Adventure in Wild Taiga
Famous for its beautiful, virgin nature, the border between Finland and Russia is home to a movie-set area made up of forests, lakes and crystal-clear rivers, perfect for both seekers of peace and adrenaline-junkies alike. The Taiga is also one of the few areas where the European version of the ‘five largest’ wild animals may be observed in their natural environment.
A unique experience in a safe environment
Recommending a safe trip in times of a world-wide pandemic is not easy, and more so when the destination is home to five of the most extravagant mammals in Europe. Known as Wild Taiga, this borderland between Finland and Russia is one of the regions with the lowest contagion rate on the continent. Covid-19 has barely touched a territory dominated by brown bears, elk, lynx, wolverines and wolves, the large wild animals that roam free through the forests of Kainuu.

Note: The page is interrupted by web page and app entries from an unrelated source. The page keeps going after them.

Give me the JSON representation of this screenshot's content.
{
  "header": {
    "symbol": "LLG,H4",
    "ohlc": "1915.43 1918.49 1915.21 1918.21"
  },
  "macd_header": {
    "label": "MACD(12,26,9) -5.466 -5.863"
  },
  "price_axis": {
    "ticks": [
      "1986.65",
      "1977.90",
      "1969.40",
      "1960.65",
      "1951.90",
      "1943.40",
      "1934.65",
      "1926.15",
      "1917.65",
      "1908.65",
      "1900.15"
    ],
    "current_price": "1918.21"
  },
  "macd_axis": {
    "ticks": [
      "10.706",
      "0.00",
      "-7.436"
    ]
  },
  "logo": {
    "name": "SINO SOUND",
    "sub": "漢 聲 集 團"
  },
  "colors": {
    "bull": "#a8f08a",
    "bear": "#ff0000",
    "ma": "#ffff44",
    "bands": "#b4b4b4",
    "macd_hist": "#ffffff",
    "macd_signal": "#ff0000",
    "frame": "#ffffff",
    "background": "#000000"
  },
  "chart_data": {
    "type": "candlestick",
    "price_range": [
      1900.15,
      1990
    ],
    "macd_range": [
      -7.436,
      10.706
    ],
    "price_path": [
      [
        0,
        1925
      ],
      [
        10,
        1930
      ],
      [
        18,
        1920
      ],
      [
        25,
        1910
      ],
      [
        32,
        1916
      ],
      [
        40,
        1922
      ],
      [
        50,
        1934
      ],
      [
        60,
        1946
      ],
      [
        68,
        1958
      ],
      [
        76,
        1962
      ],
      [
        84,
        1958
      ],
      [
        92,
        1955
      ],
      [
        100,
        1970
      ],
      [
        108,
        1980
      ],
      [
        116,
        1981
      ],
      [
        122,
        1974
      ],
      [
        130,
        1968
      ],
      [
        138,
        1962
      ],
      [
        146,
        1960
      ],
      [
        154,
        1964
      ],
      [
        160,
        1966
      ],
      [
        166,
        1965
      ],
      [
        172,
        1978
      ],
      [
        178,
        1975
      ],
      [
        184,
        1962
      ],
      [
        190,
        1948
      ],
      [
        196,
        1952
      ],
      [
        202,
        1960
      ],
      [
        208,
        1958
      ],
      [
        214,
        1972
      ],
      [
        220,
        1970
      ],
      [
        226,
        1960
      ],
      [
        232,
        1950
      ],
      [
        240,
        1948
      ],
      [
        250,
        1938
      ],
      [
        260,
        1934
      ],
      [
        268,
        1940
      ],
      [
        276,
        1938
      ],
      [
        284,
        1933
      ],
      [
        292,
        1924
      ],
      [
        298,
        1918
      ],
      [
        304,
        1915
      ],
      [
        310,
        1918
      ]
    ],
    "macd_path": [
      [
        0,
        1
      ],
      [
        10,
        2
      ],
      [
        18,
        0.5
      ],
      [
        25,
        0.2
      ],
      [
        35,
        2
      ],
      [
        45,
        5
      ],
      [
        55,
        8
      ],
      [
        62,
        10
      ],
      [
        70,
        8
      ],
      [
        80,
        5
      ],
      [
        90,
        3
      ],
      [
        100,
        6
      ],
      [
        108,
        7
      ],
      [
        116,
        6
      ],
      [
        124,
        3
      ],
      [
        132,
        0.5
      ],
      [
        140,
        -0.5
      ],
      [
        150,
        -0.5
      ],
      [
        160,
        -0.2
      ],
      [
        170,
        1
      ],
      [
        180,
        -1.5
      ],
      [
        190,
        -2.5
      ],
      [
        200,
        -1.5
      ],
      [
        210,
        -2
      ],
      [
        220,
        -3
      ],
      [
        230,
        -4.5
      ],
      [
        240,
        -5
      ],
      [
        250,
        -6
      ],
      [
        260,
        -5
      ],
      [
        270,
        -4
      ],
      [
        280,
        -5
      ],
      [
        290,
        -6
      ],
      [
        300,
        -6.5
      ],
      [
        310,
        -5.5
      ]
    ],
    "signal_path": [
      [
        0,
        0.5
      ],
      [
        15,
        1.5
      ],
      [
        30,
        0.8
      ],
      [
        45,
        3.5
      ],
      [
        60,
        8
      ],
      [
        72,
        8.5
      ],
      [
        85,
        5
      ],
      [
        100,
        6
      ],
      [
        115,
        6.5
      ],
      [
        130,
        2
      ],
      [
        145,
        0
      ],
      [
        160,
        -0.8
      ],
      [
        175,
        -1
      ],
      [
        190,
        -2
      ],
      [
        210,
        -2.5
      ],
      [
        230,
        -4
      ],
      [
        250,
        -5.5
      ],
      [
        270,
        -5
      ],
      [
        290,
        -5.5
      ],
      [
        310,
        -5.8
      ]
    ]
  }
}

Far from being put off by this, increasingly more travellers opt for experiencing adventures in an idyllic landscape that offers both peace and relaxation, along with adventure and adrenaline. The Taiga region is located in north-eastern Finland, an hour’s flight from the capital city, Helsinki, and it ranges along the Russian border on the land occupied by the Kuhmo and Suomussalmi peoples. Endless forests of evergreen trees, marshes, crystal clear waters and a rich wild life. Amongst the varied offer of guided tours, the wild animals of the forest can be observed and photographed, particularly the large beasts (bears, wolves and wolverines), which are rare or extinct in other parts of Europe. The Bear Centre has 29 glazed hides around the forest that help when observing and photographing the animals. Travellers can sleep several nights in this safe setting and they will also be able to see reindeer, flying squirrels, beavers and large birds of prey. The season starts at the beginning of April with a white blanket of snow; it continues during the green summer months and ends with the autumn colours in October.
Summertime relaxation following the rhythm of the midnight sun
The summer days never end in Wild Taiga, with 24 hours of sun during the solstice and endless relaxing activities. From fishing and canoe trips on the great lakes in the region to hiking or biking under the trees. The unique landscape encourages travellers to commune with nature and enjoy the wildlife, while collecting all kinds of berries and wild food. The open air activities are impregnated with local culture, with the rhythm of the famous Kuhmo Chamber Music Festival and the Sommelo Music Festival. With a culture marked by the national Kalevala saga, there are many trips to revisit the stories about the deities from Finish mythology. It would be unthinkable to miss enjoying an authentic Finish sauna alongside the locals, as well as savouring the natural food offered by its lands and where fish, game and fungi play leading roles. For the youngest members of the family, Father Christmas’ house is always ready to leave them speechless.
Adrenaline in a movie-set winter
Powder snow, fresh air and frozen lakes. The winter landscape offers unique experiences, ranging from cross-country skiing on frozen lakes or sled rides pulled by teams of huskies through the snowy countryside, to more adrenaline-pumping activities such as white water rafting offered by Wild’s Piira. After putting on a floating suit, the adventurer moves over a frozen lake and is led to the rapids, where they slide down at great speed. Bathing in freezing water, after the compulsory sauna, building an igloo under extreme conditions and following routes using snowshoes or bicycles along the paths of Kylmäluoma are other activities to test travellers. The lack of light during the winter does not encourage the appearance of the aurora boreal, one of the greatest spectacles of nature. In Vuokatti safaris are carried out with snowmobiles at dusk to seek out these magical northern lights.